SISTAR member Soyou talked about the change in Kpop industry
In 2017, the iconic K-Pop girl group SISTAR disbanded at the pinnacle of their career, leaving fans in awe of their incredible journey together. Fast forward to today, the members have embarked on solo careers, with Soyou making headlines for her recent album’s unexpectedly low sales.
Soyou, who achieved great acclaim and even clinched a Daesang (grand prize) for her hit song “Some,” has returned to the music scene as a solo artist. However, her latest album, “Summer Recipe,” has garnered attention for all the wrong reasons. In its first week, Soyou managed to sell less than seven hundred albums, a surprising drop for an artist of her stature. What was even more striking was the fact that she sold only a single album on the fifth day after its release.
The shockwaves of this sales slump reverberated through K-Pop fandoms and online communities, prompting Soyou to address the issue directly. In an interview with Eric Nam on the Daebak Show, she candidly shared her feelings about the disappointing sales figures.
“But honestly, what was a bit disappointing was that ‘Aloha’… I don’t really pay attention to music charts, but I had my hopes. But it didn’t do as well as I thought,” Soyou admitted during the interview.
Rather than dwelling on the disappointment, Soyou reflected on the evolving nature of the music industry and humorously wondered if she was “too old” to compete with the younger generation of artists.
“So I feel like the music charts have changed a lot. It seems like the music industry is really difficult to navigate. I had some concerns about that. These days our juniors are really young. I wonder, ‘Am I too old now?'” she pondered.
However, Soyou’s perspective remains positive. She emphasized her commitment to finding her strengths and delivering what resonates most with her audience in today’s dynamic music landscape.
“Since K-Pop’s oldest idol is fifty-four years old, Soyou doesn’t have to worry about being ‘too old’ at thirty-two. But because the music industry keeps changing, artists must also evolve,” the article concluded.

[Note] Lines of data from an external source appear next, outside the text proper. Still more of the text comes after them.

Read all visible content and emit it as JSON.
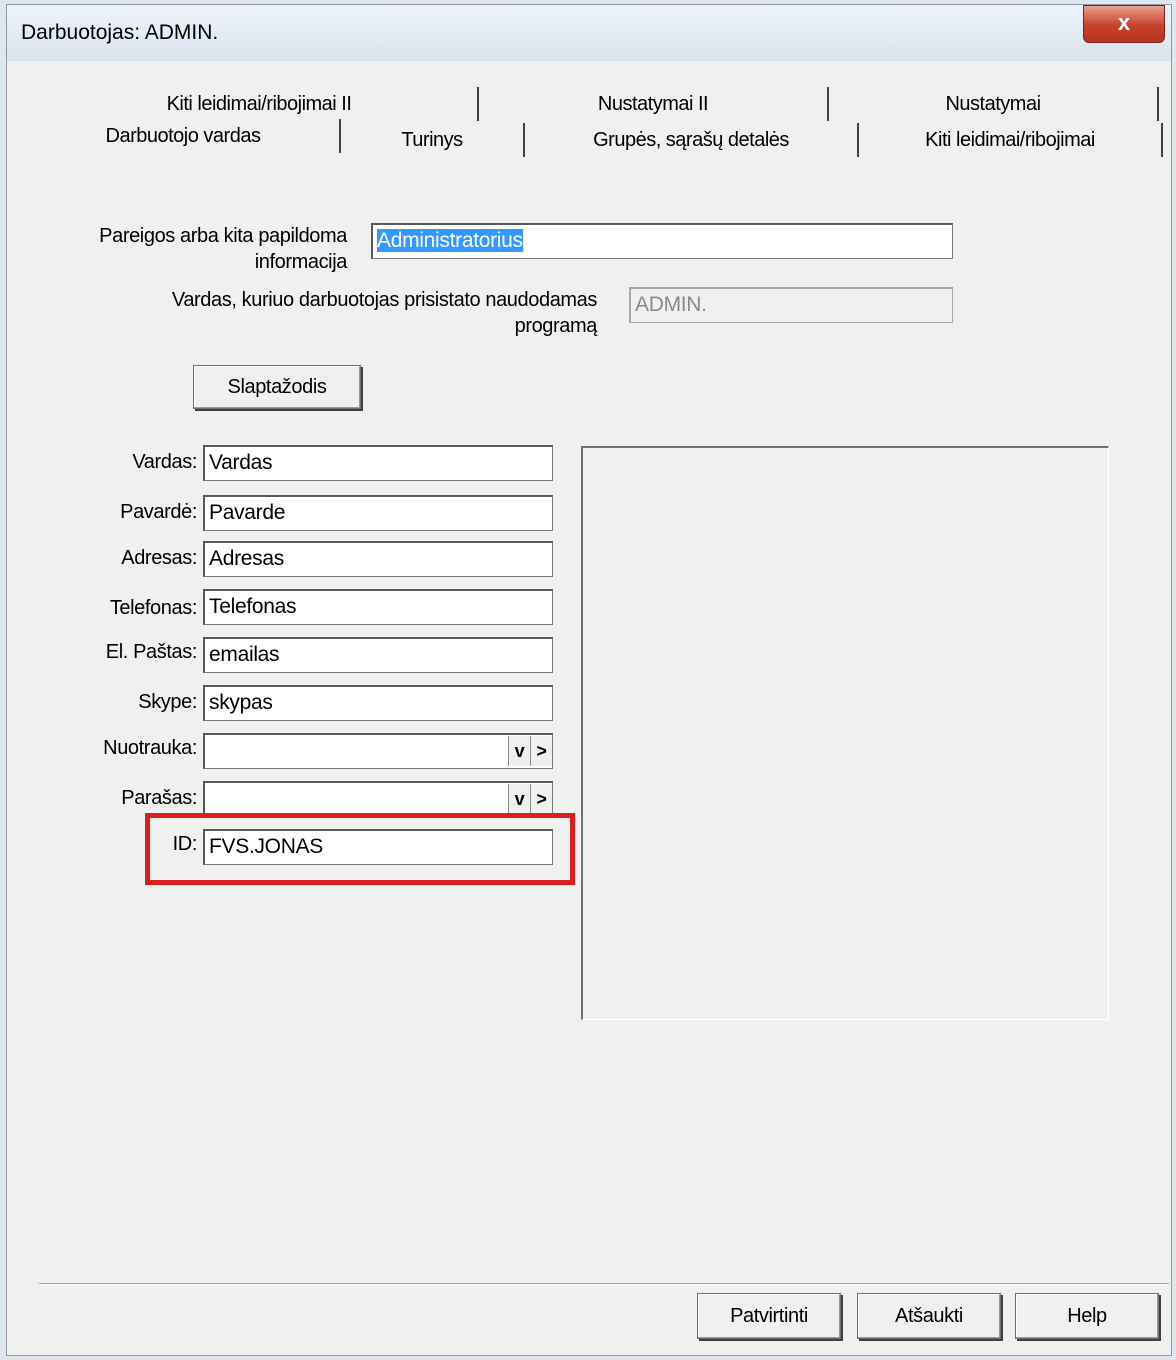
{
  "window": {
    "title": "Darbuotojas: ADMIN.",
    "close_label": "x"
  },
  "tabs": {
    "row1": [
      "Kiti leidimai/ribojimai II",
      "Nustatymai II",
      "Nustatymai"
    ],
    "row2": [
      "Darbuotojo vardas",
      "Turinys",
      "Grupės, sąrašų detalės",
      "Kiti leidimai/ribojimai"
    ],
    "active": "Darbuotojo vardas"
  },
  "form": {
    "position_label": "Pareigos arba kita papildoma informacija",
    "position_label_line1": "Pareigos arba kita papildoma",
    "position_label_line2": "informacija",
    "position_value": "Administratorius",
    "login_label_line1": "Vardas, kuriuo darbuotojas prisistato naudodamas",
    "login_label_line2": "programą",
    "login_value": "ADMIN.",
    "password_button": "Slaptažodis",
    "fields": [
      {
        "label": "Vardas:",
        "value": "Vardas"
      },
      {
        "label": "Pavardė:",
        "value": "Pavarde"
      },
      {
        "label": "Adresas:",
        "value": "Adresas"
      },
      {
        "label": "Telefonas:",
        "value": "Telefonas"
      },
      {
        "label": "El. Paštas:",
        "value": "emailas"
      },
      {
        "label": "Skype:",
        "value": "skypas"
      }
    ],
    "photo_label": "Nuotrauka:",
    "photo_value": "",
    "signature_label": "Parašas:",
    "signature_value": "",
    "combo_dropdown_glyph": "v",
    "combo_next_glyph": ">",
    "id_label": "ID:",
    "id_value": "FVS.JONAS"
  },
  "footer": {
    "confirm": "Patvirtinti",
    "cancel": "Atšaukti",
    "help": "Help"
  },
  "colors": {
    "highlight_border": "#d9201e",
    "selection": "#3399ff"
  }
}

Soyou’s candid remarks shed light on the challenges and uncertainties that artists face in the ever-changing world of music, reminding us all that success is not solely measured by sales figures but by an artist’s ability to adapt, persevere, and continue creating music that resonates with fans.